On January 4, 1991, Johnson was sentenced to 12 1/2 to 25 years as a predicate felon. (Sentencing Tr. at 7.) Defense counsel, in an effort to have the sentence reduced, again brought to the court's attention Johnson's "obvious mental incapacity to aid and assist [counsel] in his defense." (Id. at 2.) The court still refused to consider Johnson's competency, but did recommend that Johnson receive psychiatric treatment while serving his sentence. (Id. at 8.)
Johnson's State Court Appeal
The First Department denied Johnson's appeal. People v. Johnson, 208 A.D.2d 456, 617 N.Y.S.2d 313 (1st Dep't 1994). The appellate court held that the trial judge properly exercised his discretion in not granting a second competency hearing, in light of the June report finding Johnson fit to stand trial. (Id.) The New York Court of Appeals denied leave to appeal. People v. Johnson, 85 N.Y.2d 863, 624 N.Y.S.2d 382, 648 N.E.2d 802 (1995).
Johnson's Present Federal Habeas Petition
On April 19, 1996, the Office of the Appellate Defender filed the instant habeas petition on Johnson's behalf. (See Petition.) The Petition asserts that the conviction of a legally incompetent person violates the right to due process guaranteed by the Fifth and Fourteenth Amendments to the Constitution. (Petition P 11.) Furthermore, the petition asserts, Johnson's right to due process was violated when the state court refused to hold a second competency hearing, despite the fact that a sufficient doubt was raised as to Johnson's fitness to stand trial. (Id.)
THE STATE COURT'S REFUSAL TO HOLD A SECOND COMPETENCY HEARING VIOLATED JOHNSON'S DUE PROCESS RIGHT TO A FAIR TRIAL.
A. The Applicable Law
Subjecting an incompetent person to trial is a violation of that person's constitutional right to due process. Pate v. Robinson, 383 U.S. 375, 15 L. Ed. 2d 815, 86 S. Ct. 836 (1966). Therefore, failure to hold a competency hearing when the evidence warrants one is unconstitutional.

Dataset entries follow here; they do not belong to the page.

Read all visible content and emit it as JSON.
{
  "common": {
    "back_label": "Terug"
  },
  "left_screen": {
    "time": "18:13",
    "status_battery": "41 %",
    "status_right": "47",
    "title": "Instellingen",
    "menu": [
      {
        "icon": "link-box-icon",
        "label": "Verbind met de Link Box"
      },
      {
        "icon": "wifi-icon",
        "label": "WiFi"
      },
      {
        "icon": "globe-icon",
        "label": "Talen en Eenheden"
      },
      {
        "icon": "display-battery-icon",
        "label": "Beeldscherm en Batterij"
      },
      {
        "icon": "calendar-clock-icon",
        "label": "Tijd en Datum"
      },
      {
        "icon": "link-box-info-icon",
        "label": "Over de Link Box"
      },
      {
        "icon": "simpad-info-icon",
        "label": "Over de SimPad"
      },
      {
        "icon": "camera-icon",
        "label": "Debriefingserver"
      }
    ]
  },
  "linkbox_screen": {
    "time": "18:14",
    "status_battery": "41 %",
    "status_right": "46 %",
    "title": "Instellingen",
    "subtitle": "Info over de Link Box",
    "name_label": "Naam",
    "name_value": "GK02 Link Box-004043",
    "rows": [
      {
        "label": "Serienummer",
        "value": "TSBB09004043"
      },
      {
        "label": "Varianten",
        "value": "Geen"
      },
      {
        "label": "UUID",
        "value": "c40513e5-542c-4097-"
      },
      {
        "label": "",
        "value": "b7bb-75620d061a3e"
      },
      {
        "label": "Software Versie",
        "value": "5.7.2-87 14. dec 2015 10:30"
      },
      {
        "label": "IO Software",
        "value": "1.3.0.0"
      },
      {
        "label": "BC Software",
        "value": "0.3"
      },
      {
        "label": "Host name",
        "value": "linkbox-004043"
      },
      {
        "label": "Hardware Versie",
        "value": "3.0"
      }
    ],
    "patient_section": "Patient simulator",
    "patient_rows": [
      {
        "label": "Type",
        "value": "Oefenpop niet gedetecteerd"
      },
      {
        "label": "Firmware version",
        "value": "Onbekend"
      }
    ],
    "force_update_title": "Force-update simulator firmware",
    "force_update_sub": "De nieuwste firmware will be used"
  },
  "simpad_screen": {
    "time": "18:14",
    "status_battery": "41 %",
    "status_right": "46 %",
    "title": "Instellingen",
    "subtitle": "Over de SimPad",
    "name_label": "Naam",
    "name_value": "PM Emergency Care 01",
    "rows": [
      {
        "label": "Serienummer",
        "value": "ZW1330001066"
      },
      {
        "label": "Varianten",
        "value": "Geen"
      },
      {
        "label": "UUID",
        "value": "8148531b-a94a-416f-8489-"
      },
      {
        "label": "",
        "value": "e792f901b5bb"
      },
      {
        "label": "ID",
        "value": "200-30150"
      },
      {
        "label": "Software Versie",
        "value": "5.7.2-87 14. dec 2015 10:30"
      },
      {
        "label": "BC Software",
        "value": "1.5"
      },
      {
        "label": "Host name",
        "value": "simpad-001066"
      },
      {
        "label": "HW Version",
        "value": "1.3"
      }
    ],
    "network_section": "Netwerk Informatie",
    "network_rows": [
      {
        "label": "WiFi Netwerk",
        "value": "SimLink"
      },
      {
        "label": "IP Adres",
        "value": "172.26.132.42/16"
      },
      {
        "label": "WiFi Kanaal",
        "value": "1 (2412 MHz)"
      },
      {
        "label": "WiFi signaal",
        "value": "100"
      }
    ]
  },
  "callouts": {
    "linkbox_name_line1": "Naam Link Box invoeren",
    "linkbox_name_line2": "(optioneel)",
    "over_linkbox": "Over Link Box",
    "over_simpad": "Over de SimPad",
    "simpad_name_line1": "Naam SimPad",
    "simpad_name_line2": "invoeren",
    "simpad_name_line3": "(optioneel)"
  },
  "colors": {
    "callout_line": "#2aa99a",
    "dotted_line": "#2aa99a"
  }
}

See Nicks v. United States, 955 F.2d 161, 167 (2d Cir. 1992). Federal courts have granted habeas corpus petitions when trial courts failed to hold competency hearings despite evidence in the record sufficient to trigger the court's obligation to examine the defendant's fitness to stand trial. See Pate, 383 U.S. at 386; Silverstein v. Henderson, 706 F.2d 361, 369 (2d Cir. 1983), cert. denied, 464 U.S. 864, 78 L. Ed. 2d 171, 104 S. Ct. 195 (1983).
New York law defines an incompetent person as one who "as a result of mental disease or defect lacks capacity to understand the proceedings against him or to assist in his own defense." N.Y. CPL § 730.30(1). The inquiry is similar under federal law: "Whether the [defendant] has sufficient present ability to consult with his lawyer with a reasonable degree of rational understanding -- and whether he has a rational as well as factual understanding of the proceedings against him." Dusky v. United States, 362 U.S. 402, 402, 4 L. Ed. 2d 824, 80 S. Ct. 788 (1960).

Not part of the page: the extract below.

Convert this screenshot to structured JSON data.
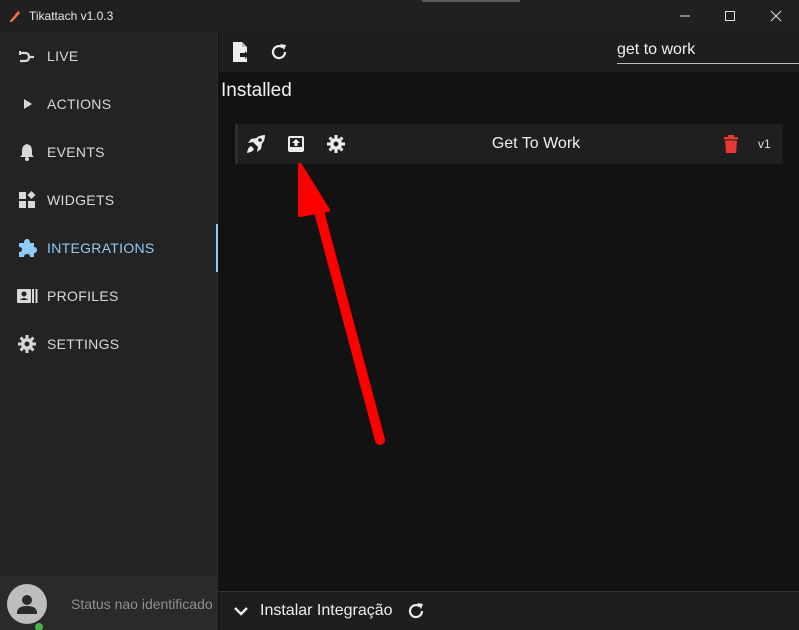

New York Criminal Procedure Law § 730, which establishes the procedure for determining competency, provides that:
1. At any time after a defendant is arraigned upon an accusatory instrument other than a felony complaint and before the imposition of sentence, or at any time after a defendant is arraigned upon a felony complaint and before he is held for the action of the grand jury, the court wherein the criminal action is pending must issue an order of examination when it is of the opinion that the defendant may be an incapacitated person.